Gaggle Safety by Phil Clark
by Phil Clark
This article, in line with the others, is written in the form of five points, hopefully ‘five things’ format is fairly easy to remember. It is intended that the first and last are kind of obvious and then the bit in the middle is just logical. With this in mind we want to present some tips and tricks for pilots that may be new to competitive flying or equally for those that are stepping up a level. You may wish to revisit this and other learning resources every few seasons. Some things you may know but then later comes understanding and revisiting a resource can often shed a new light on material because your new experience gives you a fresh perspective.
Turn the same way
This sounds so fundamentally obvious but it means more than just going to the right because that was what was written on the task board. Each day at a competition the turn direction will be set with the task, typically it alternates so that what we had yesterday will be the opposite of today. Some Meet Directors will go with an even date means this direction, some will go with odd task means this direction. From event to event the rule governing what direction is applied may vary but rule 1 of aviation always applies…. Do not hit anyone else.
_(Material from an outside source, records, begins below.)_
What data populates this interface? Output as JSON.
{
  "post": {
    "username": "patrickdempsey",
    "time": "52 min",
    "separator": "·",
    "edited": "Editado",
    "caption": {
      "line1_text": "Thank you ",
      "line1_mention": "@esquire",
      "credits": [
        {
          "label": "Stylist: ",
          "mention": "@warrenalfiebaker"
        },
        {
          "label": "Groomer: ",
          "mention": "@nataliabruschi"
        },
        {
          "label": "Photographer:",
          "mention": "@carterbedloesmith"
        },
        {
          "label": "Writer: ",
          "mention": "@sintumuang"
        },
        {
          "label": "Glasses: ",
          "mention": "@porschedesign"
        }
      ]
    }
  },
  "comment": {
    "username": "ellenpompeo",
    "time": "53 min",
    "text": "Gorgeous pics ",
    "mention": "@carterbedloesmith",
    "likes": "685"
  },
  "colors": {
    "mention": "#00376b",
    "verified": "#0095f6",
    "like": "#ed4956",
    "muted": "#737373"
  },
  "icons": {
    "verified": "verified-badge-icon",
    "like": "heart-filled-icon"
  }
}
You have to slot in and match with those nearest to you, this means not only going the same direction but also turning at broadly the same rate and on the same general path. Overlapping circles will lead to conflicts, trying to turn faster can lead to spinning the wing on the inside of the gaggle. These are some of the things which lead to carnage in the gaggle.
Plan your entry
Start gaggles are often large and unless you were first off at the window open you’ll need to join one. NUTA is the phrase to think of here… Notice, Understand & Think Ahead. As you approach you’ll typically be joining with gliders coming up from below. Plan to slot in behind with those at your level, check above and below and then avoid cutting in front of those across the intended circle. Use eye contact and aim to keep in a position where you are easily visible to those closest to you. Make sure you can see the helmet of the pilots nearest you and that they could see you if they chose to look in your direction.
In the gaggle
In the crowded skies of the gaggle, you need to be right in the moment and completely focused on flying your glider. You cannot allow yourself to be distracted by the radio or instruments. You have to notice what is going on, you have to understand what is happening with the situation and you need to think ahead. Have a Plan B so that if the glider approaching or converging with you cuts in front then you can manage the situation.
Rushing a decision leads to mistakes and heavy inputs which in turn makes you more erratic and less predictable. Observing and Anticipating can help you avoid conflicts too, if you Concentrate, Observe and Anticipate because you need both Space and Time to react.
Gliders only collide because they occupy the same space at the same time, give yourself space and time, allow others space too. When you cut in ahead you force the other pilot to turn tighter, they may already be on the limit before stalling or spinning.
Watch for gliders coming from below and be prepared to adjust, climbs work best when everyone works together to share the air. If you are climbing faster then again, be prepared to adjust. Rule 1 always applies… don’t hit anyone. Touching is not acceptable either and any incidents in flight should always be reported to the safety officer afterwards.
Plan your exit
You will need to widen you turn and exit along the course, the issues arise at the start because there is not yet an incentive to head down track and so pilots will leave in a variety of directions. As above, think ahead to where you want to be and plan a route that will get you there, you may need to take a couple of turns to widen out and head away on your chosen path.
Before the start you should head for the clearest and least congested patch of sky, losing a hundred metres and rejoining the main climb should be straightforward at most events.
Watch out for cloud base
Arriving at cloud base will sneak up on you surprisingly quickly at times, especially if you’ve been super focussed on the gaggle and pilots around you, so keep an eye out and be prepared to bail on the climb early, cloud flying is forbidden. Advantages gained in the cloud must be removed before you progress down the course. This doesn’t mean spiralling down into the gaggle though. Fly away to clear air and then lose your excess height. If you’re exiting the area with speed bar then be mindful of the turbulence at the edges of the climb/cloud.
What is acceptable behaviour on a cross country flight with three mates you trust is not acceptable in a competition with 100+ strangers. Leave a much wider margin with the wispy bits than you normally would.
Cloud flying only tends to happen at the start because down track, gaining all that extra height in cloud, often just costs you time. The start is the thing that most people are edgy about and low cloud bases early in the day exacerbate this. Base will often rise by a few hundred metres as the day develops too. Areas of convergence will often give different bases in different places so it is hard for organisers to call it and say stay below such and such level of altitude. It remains YOUR responsibility to take all steps to avoid a collision, this includes maintaining sight of the surface and being clear of cloud.
Work together to climb, forty five mins before the start is not the time to make your mark on the comp scene, take that ‘check-up from the neck up’ and chill the heck out… you’ll fly smoother and climb faster for being relaxed and flowing with the group. Keep a margin, stay safe and report it if you can’t. Call out your mates if they are being the problem, peer pressure will change pilot attitudes to safety practices.